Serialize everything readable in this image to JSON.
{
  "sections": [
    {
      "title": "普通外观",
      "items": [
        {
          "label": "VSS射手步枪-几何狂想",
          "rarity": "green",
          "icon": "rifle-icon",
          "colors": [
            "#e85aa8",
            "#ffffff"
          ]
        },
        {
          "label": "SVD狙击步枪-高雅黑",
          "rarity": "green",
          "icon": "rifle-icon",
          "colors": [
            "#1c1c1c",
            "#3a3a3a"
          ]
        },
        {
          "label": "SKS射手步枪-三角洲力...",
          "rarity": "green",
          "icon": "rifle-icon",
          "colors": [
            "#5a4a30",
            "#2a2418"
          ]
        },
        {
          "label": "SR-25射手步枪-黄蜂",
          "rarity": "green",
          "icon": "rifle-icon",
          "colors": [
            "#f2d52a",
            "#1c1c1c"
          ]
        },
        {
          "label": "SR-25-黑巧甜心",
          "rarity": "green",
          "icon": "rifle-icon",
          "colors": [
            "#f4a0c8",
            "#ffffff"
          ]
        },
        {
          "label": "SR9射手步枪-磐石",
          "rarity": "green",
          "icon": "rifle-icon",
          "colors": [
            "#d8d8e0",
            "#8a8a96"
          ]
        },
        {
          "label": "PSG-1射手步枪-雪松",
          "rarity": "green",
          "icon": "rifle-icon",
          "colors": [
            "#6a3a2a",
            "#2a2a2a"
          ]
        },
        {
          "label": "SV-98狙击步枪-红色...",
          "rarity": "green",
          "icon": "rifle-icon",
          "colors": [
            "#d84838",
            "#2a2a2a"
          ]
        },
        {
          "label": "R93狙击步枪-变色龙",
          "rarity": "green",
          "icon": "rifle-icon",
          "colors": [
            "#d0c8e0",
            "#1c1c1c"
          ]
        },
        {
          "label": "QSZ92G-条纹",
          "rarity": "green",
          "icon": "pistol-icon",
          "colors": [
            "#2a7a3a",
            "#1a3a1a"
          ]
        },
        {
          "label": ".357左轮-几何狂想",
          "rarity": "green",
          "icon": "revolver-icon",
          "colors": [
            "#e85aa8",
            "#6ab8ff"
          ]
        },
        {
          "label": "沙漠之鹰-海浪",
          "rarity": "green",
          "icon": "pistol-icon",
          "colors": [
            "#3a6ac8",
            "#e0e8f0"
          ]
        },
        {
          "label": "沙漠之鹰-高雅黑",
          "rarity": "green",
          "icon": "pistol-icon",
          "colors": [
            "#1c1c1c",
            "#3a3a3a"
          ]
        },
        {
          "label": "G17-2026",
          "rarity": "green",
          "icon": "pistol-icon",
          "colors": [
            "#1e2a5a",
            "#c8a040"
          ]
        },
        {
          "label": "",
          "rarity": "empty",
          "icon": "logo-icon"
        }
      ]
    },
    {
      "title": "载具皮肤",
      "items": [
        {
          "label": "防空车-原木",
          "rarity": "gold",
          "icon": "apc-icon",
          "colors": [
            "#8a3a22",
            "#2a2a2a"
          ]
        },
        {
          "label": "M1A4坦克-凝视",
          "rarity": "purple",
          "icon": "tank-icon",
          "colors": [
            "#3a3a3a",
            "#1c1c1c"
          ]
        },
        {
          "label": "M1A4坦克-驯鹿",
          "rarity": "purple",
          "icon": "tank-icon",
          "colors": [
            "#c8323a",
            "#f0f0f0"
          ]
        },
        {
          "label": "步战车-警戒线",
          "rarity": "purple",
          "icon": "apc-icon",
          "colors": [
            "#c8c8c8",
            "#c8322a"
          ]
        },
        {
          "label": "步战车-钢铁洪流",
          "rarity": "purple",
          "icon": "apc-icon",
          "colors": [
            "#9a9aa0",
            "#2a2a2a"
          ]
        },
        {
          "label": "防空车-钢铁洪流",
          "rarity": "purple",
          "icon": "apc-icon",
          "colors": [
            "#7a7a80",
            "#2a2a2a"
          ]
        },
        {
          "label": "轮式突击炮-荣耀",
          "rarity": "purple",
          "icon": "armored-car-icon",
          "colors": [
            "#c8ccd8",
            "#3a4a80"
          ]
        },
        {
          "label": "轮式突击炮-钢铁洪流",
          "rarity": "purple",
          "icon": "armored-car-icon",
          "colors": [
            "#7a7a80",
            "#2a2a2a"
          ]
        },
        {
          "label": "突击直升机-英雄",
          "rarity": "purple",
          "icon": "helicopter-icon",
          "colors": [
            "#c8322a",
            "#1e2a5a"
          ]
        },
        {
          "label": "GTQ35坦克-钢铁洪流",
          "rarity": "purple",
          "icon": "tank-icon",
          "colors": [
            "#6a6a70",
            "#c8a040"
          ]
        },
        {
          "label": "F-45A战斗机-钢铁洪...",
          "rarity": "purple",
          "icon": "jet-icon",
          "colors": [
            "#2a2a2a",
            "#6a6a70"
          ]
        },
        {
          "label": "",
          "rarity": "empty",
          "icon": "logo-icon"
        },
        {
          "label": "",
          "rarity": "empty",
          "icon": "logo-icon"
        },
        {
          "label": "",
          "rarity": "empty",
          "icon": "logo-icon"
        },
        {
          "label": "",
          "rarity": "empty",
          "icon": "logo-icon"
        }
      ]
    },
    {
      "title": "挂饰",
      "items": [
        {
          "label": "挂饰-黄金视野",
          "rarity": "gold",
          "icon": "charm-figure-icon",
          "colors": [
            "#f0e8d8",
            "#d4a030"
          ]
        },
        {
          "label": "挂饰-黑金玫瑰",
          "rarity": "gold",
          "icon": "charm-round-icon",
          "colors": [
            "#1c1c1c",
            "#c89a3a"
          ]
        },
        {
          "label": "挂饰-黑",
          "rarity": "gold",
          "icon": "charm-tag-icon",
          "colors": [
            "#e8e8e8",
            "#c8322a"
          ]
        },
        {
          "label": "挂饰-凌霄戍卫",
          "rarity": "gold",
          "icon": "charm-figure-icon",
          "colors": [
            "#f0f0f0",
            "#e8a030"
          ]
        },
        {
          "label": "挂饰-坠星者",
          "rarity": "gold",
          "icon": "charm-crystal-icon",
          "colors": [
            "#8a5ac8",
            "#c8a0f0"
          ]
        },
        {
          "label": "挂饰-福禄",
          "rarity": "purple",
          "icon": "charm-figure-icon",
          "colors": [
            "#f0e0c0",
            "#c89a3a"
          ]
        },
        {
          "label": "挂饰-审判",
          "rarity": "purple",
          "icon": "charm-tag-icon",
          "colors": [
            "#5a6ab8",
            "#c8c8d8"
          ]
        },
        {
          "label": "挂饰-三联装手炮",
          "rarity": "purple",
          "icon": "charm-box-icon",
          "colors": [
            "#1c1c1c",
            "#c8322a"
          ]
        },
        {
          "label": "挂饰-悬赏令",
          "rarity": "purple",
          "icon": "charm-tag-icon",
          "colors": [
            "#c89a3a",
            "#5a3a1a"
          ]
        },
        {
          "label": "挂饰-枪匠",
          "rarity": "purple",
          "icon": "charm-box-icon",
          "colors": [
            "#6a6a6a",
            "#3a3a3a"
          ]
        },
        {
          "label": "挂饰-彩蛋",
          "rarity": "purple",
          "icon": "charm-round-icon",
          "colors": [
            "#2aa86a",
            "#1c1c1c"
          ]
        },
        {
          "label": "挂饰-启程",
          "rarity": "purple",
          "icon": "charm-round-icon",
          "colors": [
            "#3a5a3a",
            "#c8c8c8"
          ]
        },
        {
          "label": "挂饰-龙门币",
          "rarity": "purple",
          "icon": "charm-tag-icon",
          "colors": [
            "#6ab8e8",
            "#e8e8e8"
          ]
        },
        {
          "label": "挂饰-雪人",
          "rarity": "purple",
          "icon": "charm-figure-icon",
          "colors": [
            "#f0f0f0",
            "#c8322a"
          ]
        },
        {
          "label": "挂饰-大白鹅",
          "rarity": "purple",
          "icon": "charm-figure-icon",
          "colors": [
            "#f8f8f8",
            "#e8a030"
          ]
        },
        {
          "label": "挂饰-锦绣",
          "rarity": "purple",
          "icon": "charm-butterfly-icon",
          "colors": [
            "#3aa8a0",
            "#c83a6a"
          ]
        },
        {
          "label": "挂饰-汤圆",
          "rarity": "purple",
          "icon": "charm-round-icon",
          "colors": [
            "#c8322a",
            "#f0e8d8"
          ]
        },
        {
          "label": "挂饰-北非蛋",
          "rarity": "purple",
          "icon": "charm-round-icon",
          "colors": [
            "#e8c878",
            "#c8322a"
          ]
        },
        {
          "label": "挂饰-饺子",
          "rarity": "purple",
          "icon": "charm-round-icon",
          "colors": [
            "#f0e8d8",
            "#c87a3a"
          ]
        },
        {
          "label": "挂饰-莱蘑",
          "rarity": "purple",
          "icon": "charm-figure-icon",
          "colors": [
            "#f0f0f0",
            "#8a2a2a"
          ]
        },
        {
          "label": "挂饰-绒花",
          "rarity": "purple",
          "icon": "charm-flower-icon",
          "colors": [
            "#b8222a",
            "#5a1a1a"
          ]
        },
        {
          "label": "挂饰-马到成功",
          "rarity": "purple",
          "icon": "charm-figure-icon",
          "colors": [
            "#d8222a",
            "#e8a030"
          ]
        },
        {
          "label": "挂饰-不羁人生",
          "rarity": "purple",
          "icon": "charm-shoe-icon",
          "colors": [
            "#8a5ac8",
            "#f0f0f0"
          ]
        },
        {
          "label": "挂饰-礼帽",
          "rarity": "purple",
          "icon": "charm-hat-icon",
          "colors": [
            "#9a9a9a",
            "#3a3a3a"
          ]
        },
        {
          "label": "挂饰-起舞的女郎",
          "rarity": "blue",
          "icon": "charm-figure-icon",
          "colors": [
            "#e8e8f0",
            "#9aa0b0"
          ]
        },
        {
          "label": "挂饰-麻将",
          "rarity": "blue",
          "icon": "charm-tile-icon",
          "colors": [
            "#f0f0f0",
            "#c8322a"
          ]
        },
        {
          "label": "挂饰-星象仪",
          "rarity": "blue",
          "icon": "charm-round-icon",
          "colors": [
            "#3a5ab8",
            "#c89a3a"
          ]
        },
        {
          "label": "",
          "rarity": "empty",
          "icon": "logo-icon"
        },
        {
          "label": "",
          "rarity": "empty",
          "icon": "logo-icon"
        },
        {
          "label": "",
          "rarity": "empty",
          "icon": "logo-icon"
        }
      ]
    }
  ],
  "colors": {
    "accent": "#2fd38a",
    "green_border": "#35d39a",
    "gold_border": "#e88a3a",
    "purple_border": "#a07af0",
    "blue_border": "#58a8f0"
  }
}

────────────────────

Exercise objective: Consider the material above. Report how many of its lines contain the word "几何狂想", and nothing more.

Result of the exercise: 2